> [Problem to solve]:
Examine the records and identify each line that includes the string "value". Copy those lines.

(Entries taken from a collection)
"""

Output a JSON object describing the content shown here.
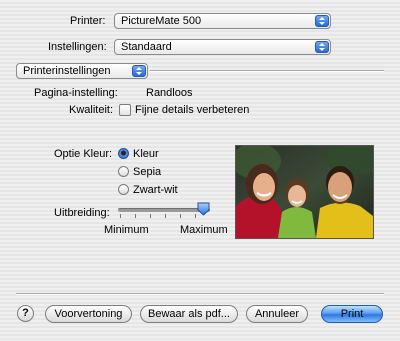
{
  "printer": {
    "label": "Printer:",
    "value": "PictureMate 500"
  },
  "presets": {
    "label": "Instellingen:",
    "value": "Standaard"
  },
  "panel": {
    "value": "Printerinstellingen"
  },
  "page_setup": {
    "label": "Pagina-instelling:",
    "value": "Randloos"
  },
  "quality": {
    "label": "Kwaliteit:",
    "checkbox_label": "Fijne details verbeteren",
    "checked": false
  },
  "color_option": {
    "label": "Optie Kleur:",
    "options": [
      "Kleur",
      "Sepia",
      "Zwart-wit"
    ],
    "selected": "Kleur"
  },
  "expansion": {
    "label": "Uitbreiding:",
    "min_label": "Minimum",
    "max_label": "Maximum",
    "level": 1.0
  },
  "buttons": {
    "help": "?",
    "preview": "Voorvertoning",
    "save_pdf": "Bewaar als pdf...",
    "cancel": "Annuleer",
    "print": "Print"
  },
  "colors": {
    "accent": "#2f79e0",
    "background": "#ececec"
  }
}
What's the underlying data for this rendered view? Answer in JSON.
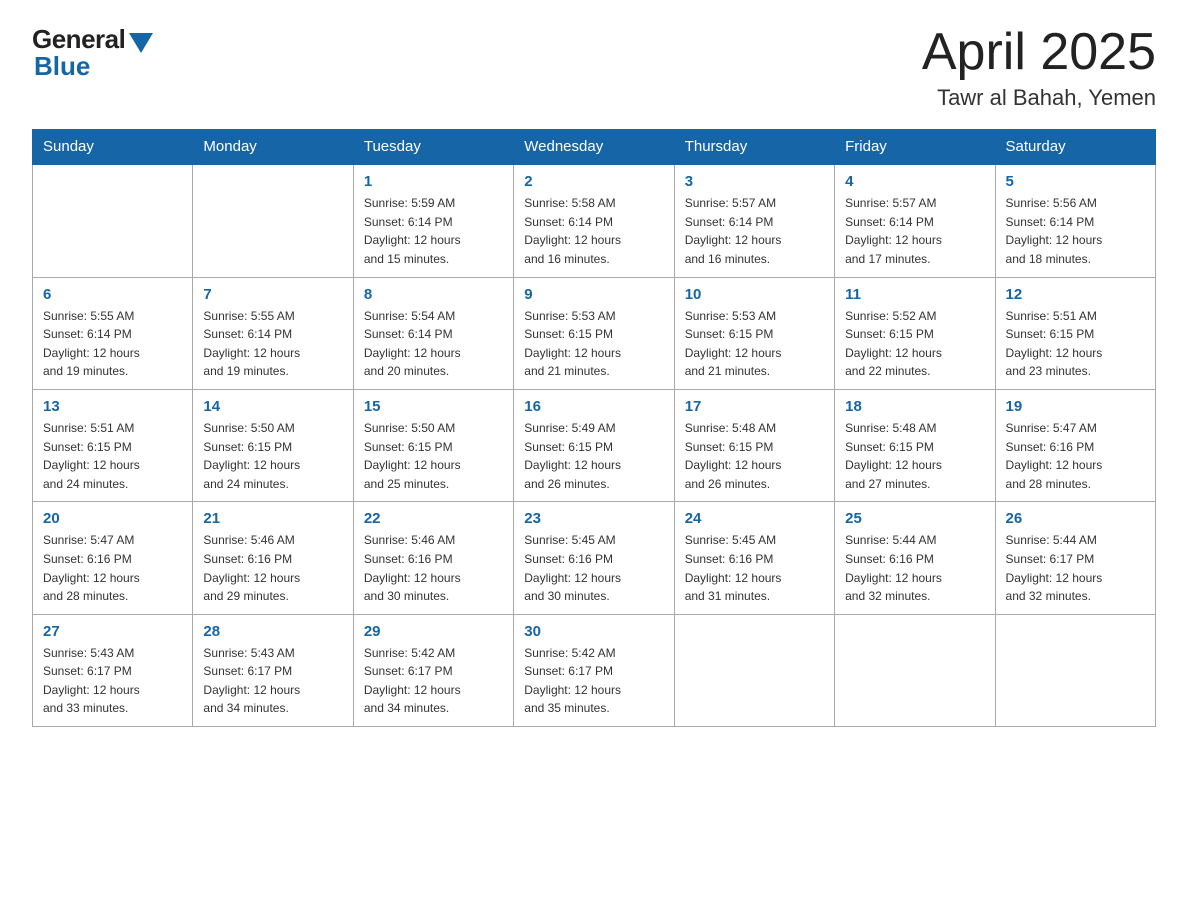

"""

> [Answer below]:
    "value": "PictureMate 500"
    "value": "Standaard"
    "value": "Printerinstellingen"
    "value": "Randloos"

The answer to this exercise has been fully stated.